(ME)(MORY) is a women’s group show curated by Dipti Anand, featuring nine artists with Subcontinental presences or origins, including Faiza Butt, Ruby Chishti, Anoli Perera, Bakula Nayak, Apnavi Makanji, Rakhi Peswani, Himali Singh Soin, Biraaj Dodiya, and Shrimanti Saha.
(ME)(MORY) sets a stage for interdisciplinary conversations around the nature of self- building by inviting empathetic and philosophical reflection on constructions of identity or experience. In this excerpt from her curatorial essay, Anand writes: “Since the self is as much remembered as it is present, its narrativization requires a sensitive and cross-sectional articulation of the self as ‘no longer’ and ‘not yet’ from where the ‘is’ emerges. The self-generating individual is a subject beset equally with conviction and vagaries, which are cognitively expressible in art, as in life, as symbol, as figure, as truth, as dream, as myth or as landscape. In (ME)(MORY), the artists approach the construction of these artworks as they might the construction of themselves, from a quasi-dream-like state, or an ecstasis, or states of overpowering emotion, seemingly shedding their exterior bodies for the visceral and whimsical world of within.” Interested in exploring the multi-sensory and multi-dimensional narratives of the self through world-building, memory, personal history, cultural consciousness and creative process, the show presents a perceptual collection of interpretations on the imagined or invented self, challenging the traditional literary genre of memoir by incorporating elements of possibility rather than just evidence.
For Anand, textuality is philosophical currency, meaning she considers our relationships with ourselves and the world around us to be formed by the imaginative and interpretative effort of “reading”. She asks: “If we are to grasp ourselves and each other as bodies of knowledge, might we ask what is more real: a world that is seen, or a world that is felt?” As these artists undertake the great experiment of the self, assembling narratives that are as rooted in fact as they are in fiction, Anand encourages us to embrace our engagement with aesthetic practices while surrendering our expectations of re-constructing the context in which the work of art is made – a prompting that brings artists and viewers closer to themselves, and in so acting, each other as well.
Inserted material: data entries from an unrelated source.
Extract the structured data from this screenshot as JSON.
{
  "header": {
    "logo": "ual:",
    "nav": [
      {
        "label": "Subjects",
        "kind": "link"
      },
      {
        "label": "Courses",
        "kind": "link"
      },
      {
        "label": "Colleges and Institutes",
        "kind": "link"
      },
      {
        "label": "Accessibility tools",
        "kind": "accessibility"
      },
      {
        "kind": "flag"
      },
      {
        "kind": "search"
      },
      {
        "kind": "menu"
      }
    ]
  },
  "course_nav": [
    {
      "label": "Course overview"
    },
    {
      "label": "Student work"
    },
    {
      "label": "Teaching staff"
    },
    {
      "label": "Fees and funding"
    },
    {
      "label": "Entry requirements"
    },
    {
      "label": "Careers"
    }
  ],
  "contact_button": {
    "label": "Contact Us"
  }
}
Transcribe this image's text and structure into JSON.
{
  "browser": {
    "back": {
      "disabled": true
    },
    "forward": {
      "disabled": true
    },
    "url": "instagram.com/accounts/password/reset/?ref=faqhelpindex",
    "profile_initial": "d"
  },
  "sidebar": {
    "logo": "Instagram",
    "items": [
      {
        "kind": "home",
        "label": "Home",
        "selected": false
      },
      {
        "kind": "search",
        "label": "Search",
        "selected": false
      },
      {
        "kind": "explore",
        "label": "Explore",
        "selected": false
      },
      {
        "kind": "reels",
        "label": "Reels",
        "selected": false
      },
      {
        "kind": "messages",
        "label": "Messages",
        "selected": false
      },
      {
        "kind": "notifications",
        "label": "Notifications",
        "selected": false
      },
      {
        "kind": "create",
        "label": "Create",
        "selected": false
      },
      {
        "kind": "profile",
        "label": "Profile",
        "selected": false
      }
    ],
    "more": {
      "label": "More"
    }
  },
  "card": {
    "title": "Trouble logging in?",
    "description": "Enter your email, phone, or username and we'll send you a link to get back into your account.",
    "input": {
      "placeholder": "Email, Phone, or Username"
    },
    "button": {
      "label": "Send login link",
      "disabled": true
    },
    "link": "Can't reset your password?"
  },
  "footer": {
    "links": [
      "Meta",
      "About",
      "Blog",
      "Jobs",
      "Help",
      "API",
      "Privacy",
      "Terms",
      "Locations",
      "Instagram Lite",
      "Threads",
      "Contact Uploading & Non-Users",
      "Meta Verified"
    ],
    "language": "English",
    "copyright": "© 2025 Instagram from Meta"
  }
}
The show presents a significant body of work from each artist, with a notable diversity across media and materials, visual languages, techniques and creative intentions. Where Himali Singh Soin’s sensory and algorithmic assessment of the semi-colons used in Virginia Woolf’s novel The Waves is an immersive project exploring our relationships with continuity and macrocosms, Ruby Chishti’s representational sculptures are refurbished personal memories borne of contextual circumstances then extrapolated to larger, shared experiences. Rakhi Peswani’s fabric panels are an exposition of the inner theatre of creativity and the tediousness of channeling self-expression into skill, which offer a temporal counterpoint to Bakula Nayak and Apnavi Makanji, whose post-inspiration drawings are a figural self-study of the inter-dependent emotional–physical body and an erasure of inflated values in anthropocentric human forms respectively. Meanwhile, Biraaj Dodiya’s series of oil paintings are abstracted landscapes that mirror an unknown world navigated by intuition rather than vision, a sensibility Faiza Butt shares in intermingling narratives across intense global cultures with autobiographical elements in her ceramic and porcelain sculptures. Inspired by varying disciplines, cultural consciousness and histories of myth and reality, Shrimanti Saha’s writerly art practice endeavours to establish a unique yet interpretable self-identity, and such inspiration from books finds structural connectivity in Anoli Perera’s book art, which is imbued with a selective memory that tethers one to chains of personal–historical moments. Together, these works of art express the concerted as well as intuitive effort of reading oneself in the world, exploring acts of self-construction at various stages of cognition and through varied contextual inclinations.